California. Since then, Norcal Waste’s fleet of 13 trucks in San Francisco have
logged more than 6.5 million kilometres (4.2 million miles) of in-service
operation hauling city waste from a transfer station to the landfill and
reducing smog-forming emissions of nitrogen oxides and unburned hydrocarbons
(NOx and NMHC) by more than 20 tonnes.
Westport says the Challenger HPDI trucks incorporate several
major improvements over those first-generation vehicles, demonstrating improved
vehicle performance, lower emissions and higher reliability. New features
include the first deployment of Westport’s proprietary low heat-leak LNG tanks
with integrated LNG pumps, higher pressure improved common-rail injection
system for better combustion and emissions at all operating conditions, and a
high reliability integrated fuel conditioning module (FCM) that monitors and
regulates fuel flow to the engine. By carefully coupling these design features
with the advanced turbocharger and exhaust gas recirculation (EGR) control from
the Cummins diesel engine, the next generation HPDI system has increased power
and torque ratings of 450 horsepower and 1,650 lb-ft with efficiency with the
same or better fuel economy of the latest diesel engines.
Together, the new technology is expected to produce 50
percent lower emissions of NOx compared to the first generation systems while
retaining particulate matter (PM) at approximately 80 percent lower than
today’s environmental standards. In addition to combining low NOx and PM with
high fuel efficiency, the HPDI system also reduces greenhouse gas emissions by
20 to 25 per cent compared to equivalent diesel trucks.
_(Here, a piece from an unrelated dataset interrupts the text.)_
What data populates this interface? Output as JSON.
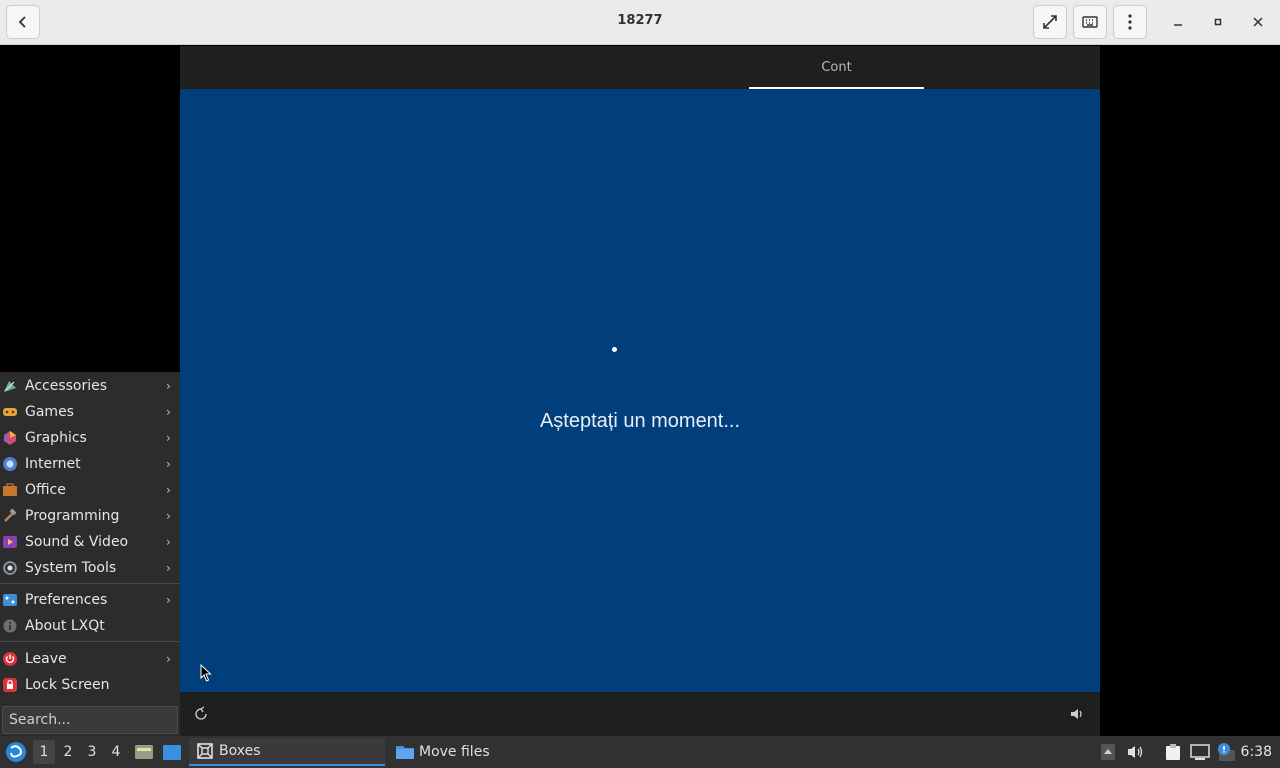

This emission reduction
is due largely to the HPDI technology substituting natural gas for diesel fuel
in the combustion process, with a small amount of diesel fuel injected to
LNG provides two-and-a-half times the energy storage as the
same volume of compressed natural gas (CNG), which allows for on-board fuel
capacity on the Challenger trucks to achieve 500-mile (800 km) range.
Information supplied by Westport Innovations